Working with Bandhas

There are several Bandhas (locks) in our bodies, in this post I will focus on 3 major ones.

Although we have one main diaphragm for breathing, the thoracic, we have 2 more and they are located in the throat (vocal diaphragm) and pelvis (pelvic diaphragm).
Before we go into what is exactly a Bandha and how we use it, there are 2 terms that are related to Bandhas and Yoga and they are Prana and Apana.

Prana is the force of life in Sanskrit, it refers to everything that nourishes a living thing, and it also refers to the action that brings the nourishment in (as breathing and swallowing).  Living systems require balance of forces, which means there is also a force that eliminate the nourishment and helps it get out and away from the body, this force called Apana. Apana refers to waste that is being eliminated and the action of elimination.
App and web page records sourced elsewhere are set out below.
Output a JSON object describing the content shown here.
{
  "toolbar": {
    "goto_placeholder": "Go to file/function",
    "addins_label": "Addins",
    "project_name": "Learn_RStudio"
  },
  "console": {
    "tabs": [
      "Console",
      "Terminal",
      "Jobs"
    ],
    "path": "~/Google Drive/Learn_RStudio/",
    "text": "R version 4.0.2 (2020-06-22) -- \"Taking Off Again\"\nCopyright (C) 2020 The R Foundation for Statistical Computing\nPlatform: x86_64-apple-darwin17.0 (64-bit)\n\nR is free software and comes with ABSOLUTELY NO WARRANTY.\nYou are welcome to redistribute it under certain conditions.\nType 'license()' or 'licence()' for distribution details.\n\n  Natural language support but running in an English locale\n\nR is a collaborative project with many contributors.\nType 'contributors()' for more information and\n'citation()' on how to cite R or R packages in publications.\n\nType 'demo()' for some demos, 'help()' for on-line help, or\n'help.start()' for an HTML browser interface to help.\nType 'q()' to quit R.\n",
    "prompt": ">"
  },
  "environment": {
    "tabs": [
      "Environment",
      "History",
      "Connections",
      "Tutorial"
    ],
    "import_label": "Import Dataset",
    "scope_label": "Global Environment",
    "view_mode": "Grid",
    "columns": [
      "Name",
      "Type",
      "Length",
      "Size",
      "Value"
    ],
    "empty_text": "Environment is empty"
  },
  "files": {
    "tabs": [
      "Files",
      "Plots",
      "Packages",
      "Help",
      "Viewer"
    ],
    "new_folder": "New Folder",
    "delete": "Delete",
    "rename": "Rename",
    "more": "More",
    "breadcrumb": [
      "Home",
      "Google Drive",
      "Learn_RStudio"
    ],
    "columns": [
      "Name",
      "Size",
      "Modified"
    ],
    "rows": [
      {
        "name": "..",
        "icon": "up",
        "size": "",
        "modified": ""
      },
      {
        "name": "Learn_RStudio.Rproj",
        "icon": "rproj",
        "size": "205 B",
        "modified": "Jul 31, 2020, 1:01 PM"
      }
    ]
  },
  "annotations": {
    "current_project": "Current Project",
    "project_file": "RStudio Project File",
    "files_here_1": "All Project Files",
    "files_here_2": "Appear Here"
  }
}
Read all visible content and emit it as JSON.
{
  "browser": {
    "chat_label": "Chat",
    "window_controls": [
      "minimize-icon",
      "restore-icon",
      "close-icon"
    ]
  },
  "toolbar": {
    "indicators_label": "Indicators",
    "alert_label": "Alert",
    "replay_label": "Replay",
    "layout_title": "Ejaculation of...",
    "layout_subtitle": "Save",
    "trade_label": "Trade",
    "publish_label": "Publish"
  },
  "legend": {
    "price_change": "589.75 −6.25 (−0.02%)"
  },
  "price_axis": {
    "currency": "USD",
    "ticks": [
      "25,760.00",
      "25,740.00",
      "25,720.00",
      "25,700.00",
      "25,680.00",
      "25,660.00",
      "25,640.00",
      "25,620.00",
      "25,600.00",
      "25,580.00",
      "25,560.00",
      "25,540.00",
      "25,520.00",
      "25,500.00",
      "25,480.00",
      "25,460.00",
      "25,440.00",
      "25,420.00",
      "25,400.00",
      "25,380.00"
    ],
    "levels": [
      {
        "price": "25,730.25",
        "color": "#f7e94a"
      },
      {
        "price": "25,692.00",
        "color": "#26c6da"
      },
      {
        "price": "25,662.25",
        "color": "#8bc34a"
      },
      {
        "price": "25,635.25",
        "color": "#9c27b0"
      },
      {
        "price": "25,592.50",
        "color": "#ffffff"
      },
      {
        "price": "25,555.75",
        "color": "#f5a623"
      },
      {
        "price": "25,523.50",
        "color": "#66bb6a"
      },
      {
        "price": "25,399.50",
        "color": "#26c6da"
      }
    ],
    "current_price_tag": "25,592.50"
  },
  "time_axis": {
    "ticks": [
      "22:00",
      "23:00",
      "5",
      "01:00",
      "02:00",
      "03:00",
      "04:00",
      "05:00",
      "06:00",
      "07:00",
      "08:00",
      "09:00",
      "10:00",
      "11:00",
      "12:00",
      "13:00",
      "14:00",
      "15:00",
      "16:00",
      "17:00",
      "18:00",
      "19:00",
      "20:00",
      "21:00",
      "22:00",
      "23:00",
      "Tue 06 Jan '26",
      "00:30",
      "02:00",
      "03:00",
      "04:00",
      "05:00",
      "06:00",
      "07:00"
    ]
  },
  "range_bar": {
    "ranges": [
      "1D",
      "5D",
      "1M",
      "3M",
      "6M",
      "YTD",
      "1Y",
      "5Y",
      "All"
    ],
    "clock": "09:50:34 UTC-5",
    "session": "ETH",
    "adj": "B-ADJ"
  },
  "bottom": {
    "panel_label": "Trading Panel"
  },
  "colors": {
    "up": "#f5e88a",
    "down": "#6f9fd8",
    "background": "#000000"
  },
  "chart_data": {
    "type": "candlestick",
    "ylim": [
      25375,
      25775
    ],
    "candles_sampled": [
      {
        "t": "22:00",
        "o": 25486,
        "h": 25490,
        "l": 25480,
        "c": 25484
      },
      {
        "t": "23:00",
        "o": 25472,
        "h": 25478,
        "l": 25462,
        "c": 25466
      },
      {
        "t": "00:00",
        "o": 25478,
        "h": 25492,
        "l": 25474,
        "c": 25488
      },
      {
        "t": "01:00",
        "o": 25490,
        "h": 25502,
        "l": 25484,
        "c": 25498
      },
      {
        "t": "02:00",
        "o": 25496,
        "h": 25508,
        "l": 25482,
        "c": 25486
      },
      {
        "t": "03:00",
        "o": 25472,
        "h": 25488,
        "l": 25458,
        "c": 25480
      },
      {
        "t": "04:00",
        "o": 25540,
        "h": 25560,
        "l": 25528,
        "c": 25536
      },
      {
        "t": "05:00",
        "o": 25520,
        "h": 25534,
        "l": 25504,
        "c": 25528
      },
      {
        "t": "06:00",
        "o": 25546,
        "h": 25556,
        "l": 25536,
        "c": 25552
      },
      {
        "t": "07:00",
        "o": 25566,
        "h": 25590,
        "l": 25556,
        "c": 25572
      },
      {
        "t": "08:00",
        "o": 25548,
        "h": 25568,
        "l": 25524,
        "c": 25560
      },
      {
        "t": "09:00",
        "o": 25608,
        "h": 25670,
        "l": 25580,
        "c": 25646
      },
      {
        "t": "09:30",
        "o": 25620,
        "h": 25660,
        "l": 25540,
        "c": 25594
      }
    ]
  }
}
 When we say lock, we are talking about activating the muscles in the specific area, this movement of lifting the muscles (very internal) and engage them creates a “lock” inside our body that can “hold” the energy (prana or apana) it can shift and move energy.
Activating the Bandhas prevent injuries in the joints.

For example, when we engage the intrinsic muscles of the pelvic floor; the deep muscles that run from our pubic joints to the coccycx and the superficial layers of muscles that run side to side in our pelvis – we create a lock and we shift apana upward. This action stabilize the abdomen and the core and this lock is called “Mula Bandha”
This allows your energy to flow up, not down and out. If your energy is forced to flow up, and stay inside you, for that matter, it will grow exponentially, leaving you with that amazing feeling of 'floating'. It gives your limbs more strength, as it is making you lighter because of right distribution of weightthat’s why this lock is especially good for arm balance postures, but truly this lock should be held during all the yoga class. 

Mula Bandha explained. From the book: Yoga Anatomy by Leslie Kamminoff and Amy Matthews. 

Mula Bandha explained. From the book: Yoga Anatomy by Leslie Kamminoff and Amy Matthews. 

 “Uddiyana bandha” is the thoracic lock. It refers to the diaphragm, stomach and abdominal organs. When we engage these muscles at the end of exhalation, we are creating a lock that lift up and “fly” energy upward. The base of the rib cage also go upward.
Think about drawing your navel in and up, like a zipper. This lock is especially good for inversions. 
This lock also helps release stagnated energy (stale air) that remains in the lung sacs. 

“Jalandhara Bandha” is the throat lock. It refers to the muscles at the front of the neck. The action is drawing the chin in toward the sternum, stimulating the thyroid.
This lock is especially good for supported shoulder stand and half bridge postures, It is more common used in pranayama (breathing practice) then in yoga class.
This lock is helping shifting energy upward (continuing the 2 mentioned above), massaging the thyroid balances the regulation of hormones responsible for efficient metabolism (growth and maturation).
Engaging Jalandhara Bandha is also an instant trigger for mental relaxation as well as stress and anger relief.

After all the explanation and words in Sanskrit, I hope this is a bit clear and contributing to you. Don’t forget to be aware of all the above in your next practice :)

Bound angle pose Private Yoga teacher Amsterdam